▸ **Problem to solve**:
Where a line in the listing contains the string "icon", copy that line out.

+ + + + +

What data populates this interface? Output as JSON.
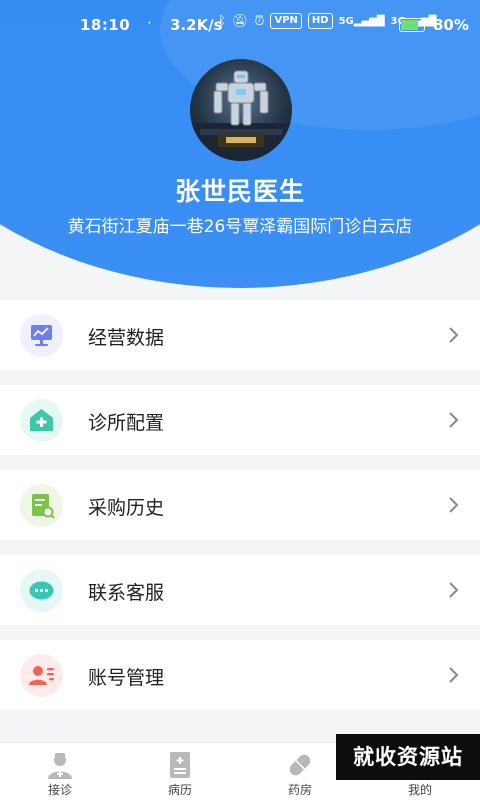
{
  "status_bar": {
    "time": "18:10",
    "dot": "·",
    "network_speed": "3.2K/s",
    "vpn": "VPN",
    "hd": "HD",
    "sig1": "5G",
    "sig2": "3G",
    "battery": "80%",
    "battery_level": 0.8,
    "battery_color": "#6ee07a"
  },
  "profile": {
    "name": "张世民医生",
    "clinic": "黄石街江夏庙一巷26号覃泽霸国际门诊白云店"
  },
  "menu": [
    {
      "label": "经营数据",
      "icon": "chart-monitor-icon",
      "color": "#6b7ff0",
      "bg": "#eef0fd"
    },
    {
      "label": "诊所配置",
      "icon": "clinic-home-icon",
      "color": "#3cc7a7",
      "bg": "#e7f8f3"
    },
    {
      "label": "采购历史",
      "icon": "order-search-icon",
      "color": "#7cc24b",
      "bg": "#eef7e6"
    },
    {
      "label": "联系客服",
      "icon": "chat-bubble-icon",
      "color": "#39c7b5",
      "bg": "#e6f8f5"
    },
    {
      "label": "账号管理",
      "icon": "account-card-icon",
      "color": "#f0645a",
      "bg": "#fdeceb"
    }
  ],
  "tabbar": [
    {
      "label": "接诊",
      "icon": "doctor-icon"
    },
    {
      "label": "病历",
      "icon": "medical-record-icon"
    },
    {
      "label": "药房",
      "icon": "pill-icon"
    },
    {
      "label": "我的",
      "icon": "profile-icon"
    }
  ],
  "watermark": "就收资源站"
}
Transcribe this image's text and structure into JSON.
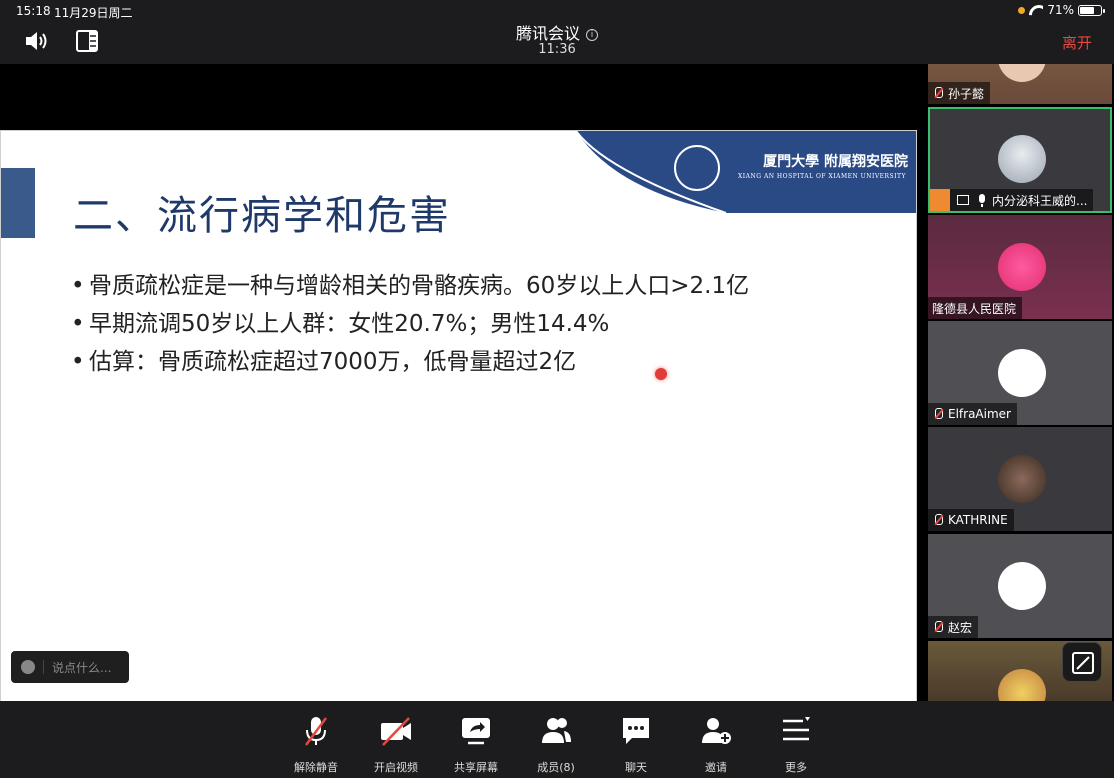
{
  "status_bar": {
    "time": "15:18",
    "date": "11月29日周二",
    "battery": "71%"
  },
  "header": {
    "title": "腾讯会议",
    "timer": "11:36",
    "leave_label": "离开"
  },
  "slide": {
    "title": "二、流行病学和危害",
    "logo_text": "厦門大學 附属翔安医院",
    "logo_sub": "XIANG AN HOSPITAL OF XIAMEN UNIVERSITY",
    "bullets": [
      "骨质疏松症是一种与增龄相关的骨骼疾病。60岁以上人口>2.1亿",
      "早期流调50岁以上人群：女性20.7%；男性14.4%",
      "估算：骨质疏松症超过7000万，低骨量超过2亿"
    ]
  },
  "chat": {
    "placeholder": "说点什么..."
  },
  "participants": [
    {
      "name": "孙子懿",
      "mic": "muted"
    },
    {
      "name": "内分泌科王威的...",
      "mic": "on"
    },
    {
      "name": "隆德县人民医院",
      "mic": "none"
    },
    {
      "name": "ElfraAimer",
      "mic": "muted"
    },
    {
      "name": "KATHRINE",
      "mic": "muted"
    },
    {
      "name": "赵宏",
      "mic": "muted"
    }
  ],
  "toolbar": {
    "unmute": "解除静音",
    "video": "开启视频",
    "share": "共享屏幕",
    "members": "成员(8)",
    "chat": "聊天",
    "invite": "邀请",
    "more": "更多"
  },
  "colors": {
    "leave": "#e5483f",
    "slide_blue": "#3a5a8c",
    "slide_title": "#1f3a6a",
    "active_border": "#3ac06a"
  }
}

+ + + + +

▸ **Output of the task**:
      "icon": "chart-monitor-icon",
      "icon": "clinic-home-icon",
      "icon": "order-search-icon",
      "icon": "chat-bubble-icon",
      "icon": "account-card-icon",
      "icon": "doctor-icon"
      "icon": "medical-record-icon"
      "icon": "pill-icon"
      "icon": "profile-icon"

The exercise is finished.